While missionaries sometimes positioned themselves as advocates of Indian welfare, they were primarily focused on assimilation and the eradication of indigenous cultural practices and religious beliefs. This section of the exhibit focuses on American missionary activities in the 19th century, providing a sampling of different texts related to these efforts.
Items within this Case

American Indian Mission Association, Memorial of the American Indian Mission Association, Praying the Adoption of Measures for Promoting the Permanent Welfare of the Various Indian Tribes. January 30, 1845. 28th Congress, 2d Session, Senate.

John G. Shea, History of the Catholic Missions Among the Indian Tribes of the United States, 1529-1854. New York: E. Dunigan & Brother, 1855.

Society of Friends, A Brief Sketch of the Efforts of the Philadelphia Yearly Meeting of the Religious Society of Friends, to Promote the Civilization and Improvement of the Indians. Philadelphia: Friends’ Book Store, 1879.

Eugene Vetromile, Ahiamihewintuhangan: The Prayer Song. New York: E. Dunigan & Brother, 1858.  Illustration: “Anda Dakkabin, Anda Skudewhambu. No Rum, No Fire-Water.”

Eugene Vetromile was a Jesuit missionary to the Penobscot and Passamaquoddy Indians of Maine, beginning in the 1850s.

Cherokee Writing System

Sequoya began developing a written Cherokee syllabary in 1809, believing that improving long-distance communication would help to reunite the Cherokee Nation.

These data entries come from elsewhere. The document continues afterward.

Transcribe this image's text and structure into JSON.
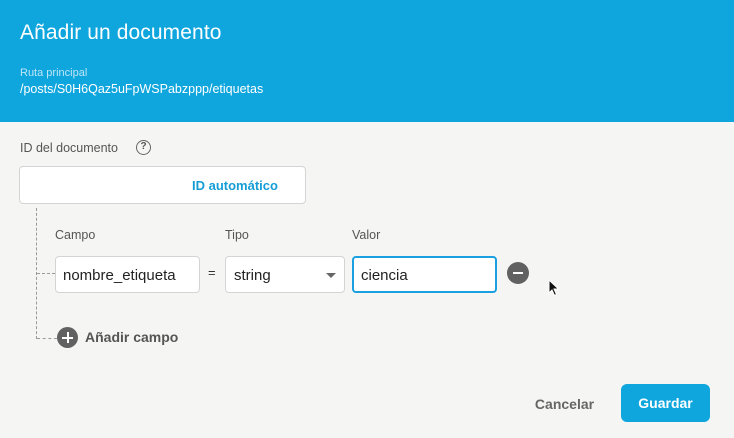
{
  "dialog": {
    "title": "Añadir un documento",
    "path_label": "Ruta principal",
    "path_value": "/posts/S0H6Qaz5uFpWSPabzppp/etiquetas"
  },
  "document_id": {
    "label": "ID del documento",
    "help_icon": "question-circle-icon",
    "auto_id_label": "ID automático"
  },
  "fields": {
    "column_labels": {
      "field": "Campo",
      "type": "Tipo",
      "value": "Valor"
    },
    "rows": [
      {
        "field": "nombre_etiqueta",
        "equals": "=",
        "type": "string",
        "value": "ciencia",
        "remove_icon": "remove-circle-icon"
      }
    ],
    "add_field_label": "Añadir campo",
    "add_icon": "add-circle-icon"
  },
  "actions": {
    "cancel_label": "Cancelar",
    "save_label": "Guardar"
  },
  "colors": {
    "accent": "#0fa5dd",
    "focus_border": "#1a9fe0",
    "icon_gray": "#616161"
  }
}
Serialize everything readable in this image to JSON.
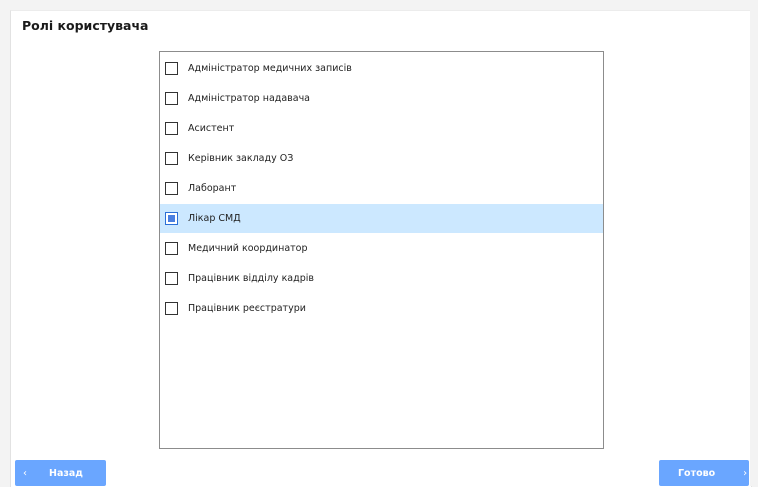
{
  "section": {
    "title": "Ролі користувача"
  },
  "roles": [
    {
      "label": "Адміністратор медичних записів",
      "checked": false
    },
    {
      "label": "Адміністратор надавача",
      "checked": false
    },
    {
      "label": "Асистент",
      "checked": false
    },
    {
      "label": "Керівник закладу ОЗ",
      "checked": false
    },
    {
      "label": "Лаборант",
      "checked": false
    },
    {
      "label": "Лікар СМД",
      "checked": true
    },
    {
      "label": "Медичний координатор",
      "checked": false
    },
    {
      "label": "Працівник відділу кадрів",
      "checked": false
    },
    {
      "label": "Працівник реєстратури",
      "checked": false
    }
  ],
  "footer": {
    "back_label": "Назад",
    "back_icon": "‹",
    "done_label": "Готово",
    "done_icon": "›"
  },
  "colors": {
    "accent": "#6aa6ff",
    "selected_row": "#cce8ff"
  }
}
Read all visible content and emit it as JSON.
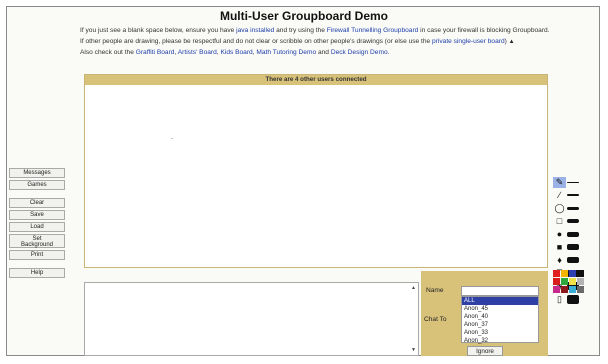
{
  "page": {
    "title": "Multi-User Groupboard Demo"
  },
  "intro": {
    "line1_prefix": "If you just see a blank space below, ensure you have ",
    "java_link": "java installed",
    "line1_middle": " and try using the ",
    "firewall_link": "Firewall Tunnelling Groupboard",
    "line1_suffix": " in case your firewall is blocking Groupboard.",
    "line2_prefix": "If other people are drawing, please be respectful and do not clear or scribble on other people's drawings (or else use the ",
    "private_link": "private single-user board",
    "line2_suffix": ")",
    "line3_prefix": "Also check out the ",
    "graffiti_link": "Graffiti Board",
    "comma1": ", ",
    "artists_link": "Artists' Board",
    "comma2": ", ",
    "kids_link": "Kids Board",
    "comma3": ", ",
    "math_link": "Math Tutoring Demo",
    "and": " and ",
    "deck_link": "Deck Design Demo",
    "period": "."
  },
  "board": {
    "status": "There are 4 other users connected"
  },
  "left_buttons": {
    "messages": "Messages",
    "games": "Games",
    "clear": "Clear",
    "save": "Save",
    "load": "Load",
    "set_background_1": "Set",
    "set_background_2": "Background",
    "print": "Print",
    "help": "Help"
  },
  "tools": {
    "icons": [
      "pencil-icon",
      "line-icon",
      "oval-icon",
      "rectangle-icon",
      "filled-oval-icon",
      "filled-rectangle-icon",
      "fill-icon",
      "text-icon",
      "eraser-icon",
      "trash-icon"
    ],
    "selected": "pencil-icon"
  },
  "palette": {
    "colors": [
      "#e21f1f",
      "#f3b400",
      "#2f3fb0",
      "#111111",
      "#d81c1c",
      "#2ea63b",
      "#f0e14a",
      "#b4b4b4",
      "#c62b8c",
      "#8c1a1a",
      "#3ab0d9",
      "#6b6b6b"
    ]
  },
  "chat": {
    "name_label": "Name",
    "chat_to_label": "Chat To",
    "recipients": [
      "ALL",
      "Anon_45",
      "Anon_40",
      "Anon_37",
      "Anon_33",
      "Anon_32"
    ],
    "selected_recipient": "ALL",
    "ignore_button": "Ignore"
  }
}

Developing a written language took Sequoya over a decade, with his first syllabary published in 1821.  Instantly popular, both Cherokee and missionaries learned and used the syllabary.  Sequoya’s syllabary has undergone multiple revisions, and is still used today.

Cherokee Alphabet : Characters as Arranged by the Inventor. Circa 1860. Language: Cherokee (Tsalagi).

Printed guides of Sequoya’s syllabary, found in the papers of a New England missionary, were used by missionaries and others in contact with the Cherokees.

From the Blandina Diedrich Collection.

Horace A. Wentz manuscript, The Lords Prayer in Cherokee; January 1854. 

From the Blandina Diedrich Collection.

[New Testament printed in the Cherokee syllabary.] New York: American Bible Society, 1860. Language: Cherokee (Tsalagi).